Uganda ratified the WHO Framework Convention on Tobacco Control in 2007. As a party to this Public Health Treaty, Uganda is obligated to protect its public health policies with respect to tobacco control from commercial and other vested interests of the tobacco industry (Article 5.3 of WHO FCTC), including measures related to international cooperation on tobacco control. Section 7(1) of the Tobacco Control Act 2015 requires a Minister of Health to designate a person within the Ministry to be the National Focal Point Person for tobacco control whose duties and obligations are highlighted under subsection 5 of the Law. A wider interpretation of the section infers powers to nominate delegates to COP. Indeed the COP and WHO Secretariat require the Ministry of Health to nominate participants for this meeting The WHO FCTC encourages Governments to allow participation of Civil Society in tobacco control activities as stated by guiding principle 7 of the WHO FCTC including participation in COP.

 

Section 19 of the Act urges the Government to protect tobacco control policies from commercial and other vested interests of the tobacco industry. This therefore means that the Act restricts Government officials from interacting, supporting, endorsing or accepting “any non-binding or non-enforceable agreement, agreement with the tobacco industry except for purposes of regulating and monitoring the tobacco industry or tobacco products and the interaction must be transparent”.

 

Participation of the tobacco industry and its allies in any activity furthering tobacco control, including FCTC Conference of Parties, is an attempt to promote tobacco industry interests at a global level and is forbidden under Article 5.3 of the WHO Framework Convention on Tobacco Control and our domestic law, given that the industry’s interests conflict with the overall public health goal.

 

With regard to tobacco control, the tobacco industry interests conflict with Government interests. Whereas, the interests of the industry is to maximize profits from toxic tobacco products, Government interests remain to reduce consumption of tobacco to protect people’s health from devastating health effects.

 

We therefore, urge all Government officials to abide by the Tobacco Control Act, 2015 and desist from getting involved into tobacco industry efforts to derail tobacco control efforts.
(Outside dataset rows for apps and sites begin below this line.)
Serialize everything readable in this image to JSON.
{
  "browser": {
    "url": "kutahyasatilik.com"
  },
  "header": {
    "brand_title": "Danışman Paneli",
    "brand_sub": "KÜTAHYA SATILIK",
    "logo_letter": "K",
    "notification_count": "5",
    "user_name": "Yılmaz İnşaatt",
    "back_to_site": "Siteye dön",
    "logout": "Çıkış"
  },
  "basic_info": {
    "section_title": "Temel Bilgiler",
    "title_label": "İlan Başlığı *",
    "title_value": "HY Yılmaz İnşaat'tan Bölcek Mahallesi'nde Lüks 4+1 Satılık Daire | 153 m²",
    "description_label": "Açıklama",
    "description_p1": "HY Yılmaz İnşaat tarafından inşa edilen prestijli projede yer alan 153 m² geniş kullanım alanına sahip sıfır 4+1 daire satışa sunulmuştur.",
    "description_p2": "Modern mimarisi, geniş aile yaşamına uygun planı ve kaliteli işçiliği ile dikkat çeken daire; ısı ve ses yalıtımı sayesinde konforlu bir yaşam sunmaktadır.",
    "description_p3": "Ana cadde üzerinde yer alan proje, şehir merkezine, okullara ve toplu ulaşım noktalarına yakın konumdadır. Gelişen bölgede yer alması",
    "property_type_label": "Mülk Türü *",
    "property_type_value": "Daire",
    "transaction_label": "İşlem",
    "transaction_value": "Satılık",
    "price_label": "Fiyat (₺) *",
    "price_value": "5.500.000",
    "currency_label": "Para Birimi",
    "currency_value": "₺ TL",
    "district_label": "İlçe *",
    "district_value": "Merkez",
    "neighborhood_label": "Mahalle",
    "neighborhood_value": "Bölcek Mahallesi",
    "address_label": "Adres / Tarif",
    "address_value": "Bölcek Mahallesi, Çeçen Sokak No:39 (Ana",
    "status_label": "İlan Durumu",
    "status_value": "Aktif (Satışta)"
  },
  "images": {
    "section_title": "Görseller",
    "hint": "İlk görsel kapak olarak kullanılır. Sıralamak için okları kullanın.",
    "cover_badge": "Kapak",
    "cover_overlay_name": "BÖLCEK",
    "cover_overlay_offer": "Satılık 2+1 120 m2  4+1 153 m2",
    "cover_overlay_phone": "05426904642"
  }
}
There is no excuse whatsoever that justifies undermining domestic laws including the Tobacco Control Act, 2015 which was enacted to protect the health and lives of Ugandans.

Tobacco Control Act: See Who’s Demanding Implementation?

Tobacco Control Act: See Who’s Demanding Implementation?

The Uganda Tobacco Control Act came into force on 19th May, 2016. Since then, there has been mass sensitization in billboards, radio shows, newspaper articles and social media campaigns. Implementation of this law however requires the Ministry of Health to write regulations upon which enforcement is to be based. Tobacco Control Ug

In the meantime, many bars in Kampala and its surburbs continue to sell “Shisha,” a popular among young people, water pipe tobacco whose sell, distribution and therefore consumption are completely banned in the Tobacco Control Act.
Tobacco Control Ug

Godfrey Kutesa has the past week taken matters into his hands, so to say. This young man and several of his friends took to the streets and city roundabouts holding placards of messages about tobacco use; also on placards were messages demanding that the law be implemented to save lives. They have gone ahead to visit some schools to speak about the dangers of tobacco. At City High School’s assembly yesterday, they encouraged students to be responsible for their own lives and stay away from cigarettes and shisha which have negative health implications like lung cancer on users.  Tobacco Control UG